Skip to main content

30 in 30: Red Wings rely heavily on X-factor Howard

by David Kalan

With the Detroit Red Wings, the expectations are to compete for the Stanley Cup every season, and it's no secret that doing so requires a goalie who warms up along with the weather each spring.

The Red Wings have managed a remarkable feat in winning four championships over the past 17 years with a revolving door in net, claiming the Cup in 1997 with Mike Vernon, repeating in 1998 with Chris Osgood, taking a third title in 2002 with Dominik Hasek, and ascending to the top again in 2008 with Osgood.

Winning the Stanley Cup four times in relatively short time is always an impressive feat, but doing so with multiple goaltenders is particularly difficult. Detroit's crease has traditionally been home to a quality player, but it hasn't always been home to stability.

General manager Ken Holland is hoping that will no longer be the case after signing Jimmy Howard to a six-year, $31.8 million contract extension this spring. Howard has been the Red Wings' starting goalie since 2009-10 and has put up solid numbers each season since, but in 2012-13 he was superb, posting a 2.13 goals-against average and .923 save percentage.

His extension takes away what could have been a significant question mark this season and beyond, something Holland didn't shy away from when the transaction was announced.

"Not only do I think he's a really good goaltender, for our organization, it's stability," Holland said at the time. "It's a really, really important position.

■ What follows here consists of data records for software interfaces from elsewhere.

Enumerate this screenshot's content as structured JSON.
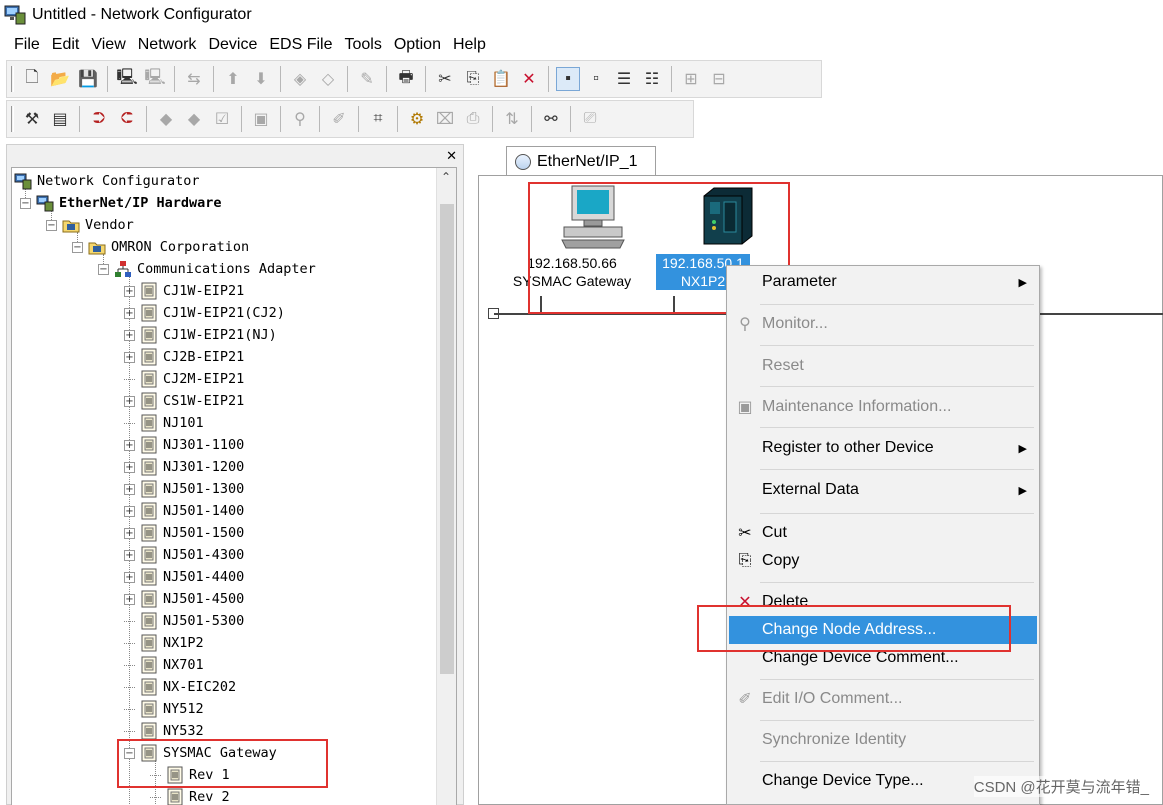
{
  "window": {
    "title": "Untitled - Network Configurator"
  },
  "menubar": [
    "File",
    "Edit",
    "View",
    "Network",
    "Device",
    "EDS File",
    "Tools",
    "Option",
    "Help"
  ],
  "tree": {
    "root": "Network Configurator",
    "hardware": "EtherNet/IP Hardware",
    "vendor": "Vendor",
    "company": "OMRON Corporation",
    "category": "Communications Adapter",
    "devices": [
      "CJ1W-EIP21",
      "CJ1W-EIP21(CJ2)",
      "CJ1W-EIP21(NJ)",
      "CJ2B-EIP21",
      "CJ2M-EIP21",
      "CS1W-EIP21",
      "NJ101",
      "NJ301-1100",
      "NJ301-1200",
      "NJ501-1300",
      "NJ501-1400",
      "NJ501-1500",
      "NJ501-4300",
      "NJ501-4400",
      "NJ501-4500",
      "NJ501-5300",
      "NX1P2",
      "NX701",
      "NX-EIC202",
      "NY512",
      "NY532",
      "SYSMAC Gateway"
    ],
    "revisions": [
      "Rev 1",
      "Rev 2"
    ]
  },
  "tab": {
    "label": "EtherNet/IP_1"
  },
  "nodes": [
    {
      "ip": "192.168.50.66",
      "name": "SYSMAC Gateway"
    },
    {
      "ip": "192.168.50.1",
      "name": "NX1P2"
    }
  ],
  "context_menu": {
    "items": [
      {
        "label": "Parameter",
        "submenu": true
      },
      {
        "label": "Monitor...",
        "disabled": true
      },
      {
        "label": "Reset",
        "disabled": true
      },
      {
        "label": "Maintenance Information...",
        "disabled": true
      },
      {
        "label": "Register to other Device",
        "submenu": true
      },
      {
        "label": "External Data",
        "submenu": true
      },
      {
        "label": "Cut"
      },
      {
        "label": "Copy"
      },
      {
        "label": "Delete"
      },
      {
        "label": "Change Node Address...",
        "highlighted": true
      },
      {
        "label": "Change Device Comment..."
      },
      {
        "label": "Edit I/O Comment...",
        "disabled": true
      },
      {
        "label": "Synchronize Identity",
        "disabled": true
      },
      {
        "label": "Change Device Type..."
      }
    ]
  },
  "watermark": "CSDN @花开莫与流年错_"
}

We've got a player that wants to be here, that's grown up through our system, has gotten better every year."

The importance of that stability became all the more obvious in 2012-13, when Detroit spent much of the season struggling to stay in playoff position in the competitive Western Conference.

As his numbers reveal, Howard's play was not the problem. Detroit struggled to score relative to other years, a fact the team acknowledged with its offseason signings of forwards Stephen Weiss and Daniel Alfredsson. The Red Wings averaged 2.54 goals per game last season, the second straight year in which their scoring has declined and by far their lowest output since Howard became the starter.

Those kinds of deficiencies make solid play at the back end imperative, and with the days of Nicklas Lidstrom and Brian Rafalski a thing of the past, the Red Wings are thinner and younger on the blue line than they've been in years. All of this spells out how important it is for Howard to continue his stellar play from last season and provide the Red Wings the stability they've lacked in net throughout their run.

Detroit is expecting Weiss and Alfredsson, or perhaps emerging Gustav Nyquist, to address its offensive issues, but if those additions don't boost scoring as expected, Howard’s performance will ultimately determine the Red Wings’ fate.

The Red Wings do have firepower to spare in their top six and are talented enough to compete for the Atlantic Division crown. Are they a team that can roll four lines for seven games against prohibitive Cup favorites, the Chicago Blackhawks, Boston Bruins or Los Angeles Kings? Should the answer come in the negative, a top-flight goalie who can steal games or maybe even a playoff series is a necessity.

Howard showed last season he can be that type of goaltender. In Games 3 and 4 of Detroit's Western Conference Semifinal series against Chicago, he stopped 67 of 68 shots to put the Presidents' Trophy winners, who had swept Detroit in the regular season, on the brink of elimination.

Even as the Red Wings' season ended in an overtime loss in Game 7, Howard was sharp, stopping 33 of 35 shots. If the Red Wings reach the late stages of the playoffs this season, the pressure will be on him to do it again.

They will only go as far as Howard takes them.

For all 30 in 30 stories go to and for the full 30 in 30 schedule visit

View More

The NHL uses cookies, web beacons, and other similar technologies. By using NHL websites or other online services, you consent to the practices described in our Privacy Policy and Terms of Service, including our Cookie Policy.